◆ **DESCRIPTION OF THE TASK**: The number of lines holding "technical" is all you should give; count them in the records below.

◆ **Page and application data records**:
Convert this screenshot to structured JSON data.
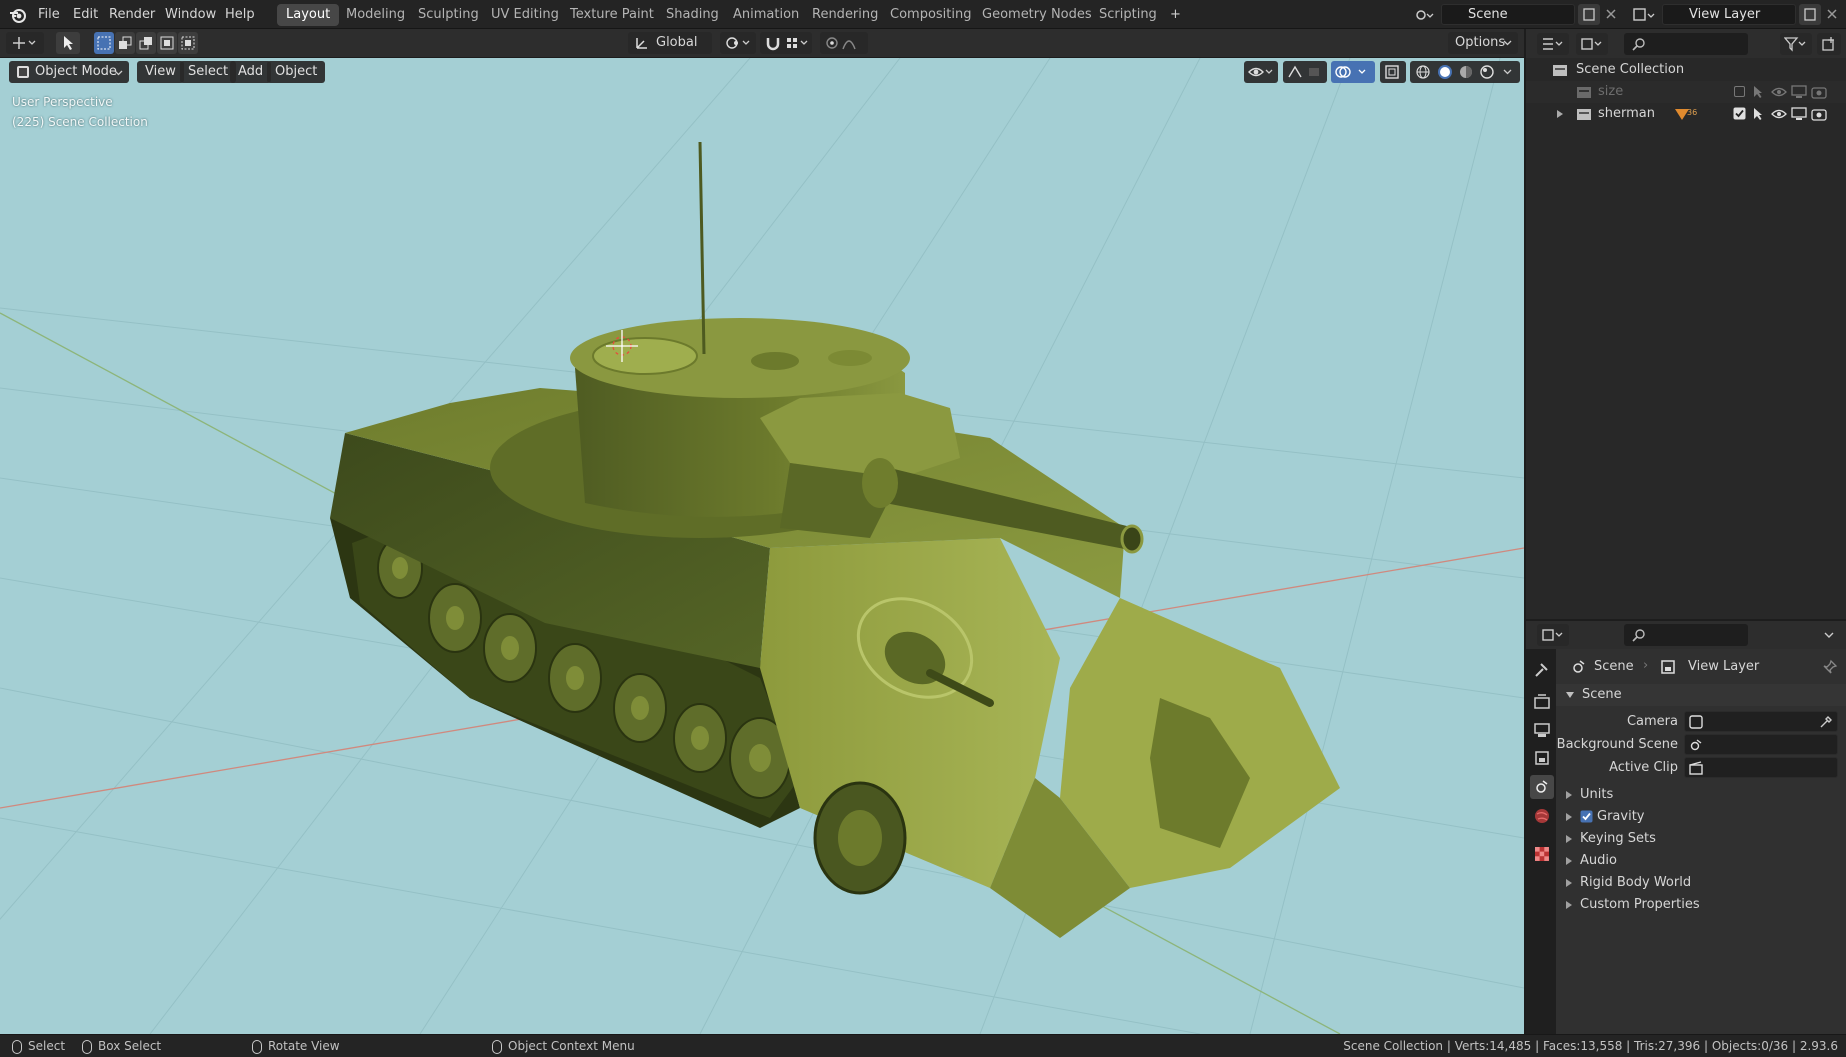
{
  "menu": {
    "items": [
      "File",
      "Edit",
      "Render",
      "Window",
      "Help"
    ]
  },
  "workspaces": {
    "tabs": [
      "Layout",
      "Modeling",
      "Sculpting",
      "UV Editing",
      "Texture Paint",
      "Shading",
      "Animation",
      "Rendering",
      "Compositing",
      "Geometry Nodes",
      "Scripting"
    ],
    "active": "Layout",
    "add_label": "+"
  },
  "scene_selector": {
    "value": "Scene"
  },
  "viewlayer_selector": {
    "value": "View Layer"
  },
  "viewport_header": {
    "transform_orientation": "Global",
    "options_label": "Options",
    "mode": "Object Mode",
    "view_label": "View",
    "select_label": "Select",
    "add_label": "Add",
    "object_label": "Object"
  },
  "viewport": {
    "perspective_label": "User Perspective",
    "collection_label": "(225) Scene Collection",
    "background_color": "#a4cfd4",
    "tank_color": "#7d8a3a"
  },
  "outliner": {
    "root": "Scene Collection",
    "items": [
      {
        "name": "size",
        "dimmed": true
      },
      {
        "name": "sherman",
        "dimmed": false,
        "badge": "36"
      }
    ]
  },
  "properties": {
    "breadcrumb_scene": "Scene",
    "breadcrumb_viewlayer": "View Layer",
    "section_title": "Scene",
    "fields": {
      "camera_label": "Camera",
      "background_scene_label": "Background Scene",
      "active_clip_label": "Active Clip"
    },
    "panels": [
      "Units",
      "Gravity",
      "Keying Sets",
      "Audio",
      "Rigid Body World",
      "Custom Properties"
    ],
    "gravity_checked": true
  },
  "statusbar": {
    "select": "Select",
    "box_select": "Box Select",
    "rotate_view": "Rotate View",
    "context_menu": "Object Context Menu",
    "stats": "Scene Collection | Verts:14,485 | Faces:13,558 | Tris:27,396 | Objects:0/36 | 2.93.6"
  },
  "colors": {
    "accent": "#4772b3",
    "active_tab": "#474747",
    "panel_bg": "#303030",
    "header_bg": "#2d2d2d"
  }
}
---
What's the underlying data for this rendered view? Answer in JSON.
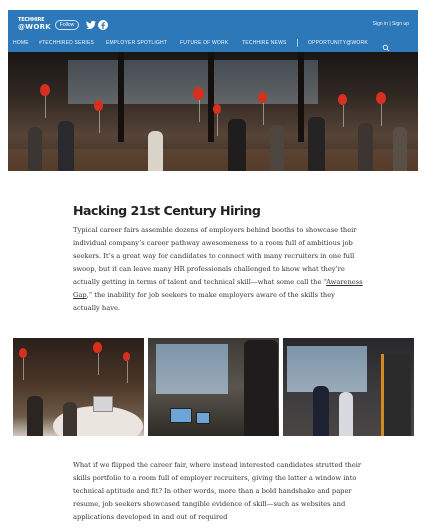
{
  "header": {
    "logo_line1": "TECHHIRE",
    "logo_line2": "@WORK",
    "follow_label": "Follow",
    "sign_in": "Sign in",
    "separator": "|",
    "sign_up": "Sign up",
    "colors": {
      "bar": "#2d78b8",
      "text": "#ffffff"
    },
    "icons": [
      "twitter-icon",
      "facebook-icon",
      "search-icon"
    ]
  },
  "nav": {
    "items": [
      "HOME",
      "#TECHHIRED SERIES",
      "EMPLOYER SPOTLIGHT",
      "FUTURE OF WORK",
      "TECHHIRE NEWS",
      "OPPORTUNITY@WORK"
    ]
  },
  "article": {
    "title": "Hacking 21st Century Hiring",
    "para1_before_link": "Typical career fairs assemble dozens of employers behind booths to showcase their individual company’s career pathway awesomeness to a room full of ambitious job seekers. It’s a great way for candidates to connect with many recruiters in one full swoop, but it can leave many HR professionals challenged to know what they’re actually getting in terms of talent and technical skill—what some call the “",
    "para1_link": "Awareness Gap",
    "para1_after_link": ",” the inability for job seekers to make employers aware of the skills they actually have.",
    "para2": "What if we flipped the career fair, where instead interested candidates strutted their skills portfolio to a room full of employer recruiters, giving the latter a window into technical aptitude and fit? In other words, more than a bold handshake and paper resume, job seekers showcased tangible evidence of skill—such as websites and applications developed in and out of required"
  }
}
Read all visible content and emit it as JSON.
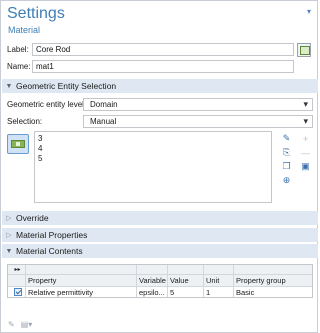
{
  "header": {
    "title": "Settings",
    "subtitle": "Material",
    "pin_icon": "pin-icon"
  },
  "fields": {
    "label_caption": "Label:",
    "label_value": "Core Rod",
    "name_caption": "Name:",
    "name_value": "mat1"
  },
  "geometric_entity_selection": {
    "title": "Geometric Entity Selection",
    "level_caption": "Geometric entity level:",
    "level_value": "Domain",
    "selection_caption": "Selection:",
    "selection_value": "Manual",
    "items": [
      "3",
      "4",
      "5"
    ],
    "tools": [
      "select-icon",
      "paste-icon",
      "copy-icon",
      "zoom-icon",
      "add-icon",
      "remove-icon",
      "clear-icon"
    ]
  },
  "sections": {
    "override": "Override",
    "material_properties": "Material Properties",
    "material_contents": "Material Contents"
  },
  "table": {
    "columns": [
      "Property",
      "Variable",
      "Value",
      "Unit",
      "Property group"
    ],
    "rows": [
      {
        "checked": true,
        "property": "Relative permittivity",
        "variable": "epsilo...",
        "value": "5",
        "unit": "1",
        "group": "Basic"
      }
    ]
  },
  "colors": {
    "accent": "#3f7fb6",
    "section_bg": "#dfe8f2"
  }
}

◆ **SOLVED PROBLEM**: 2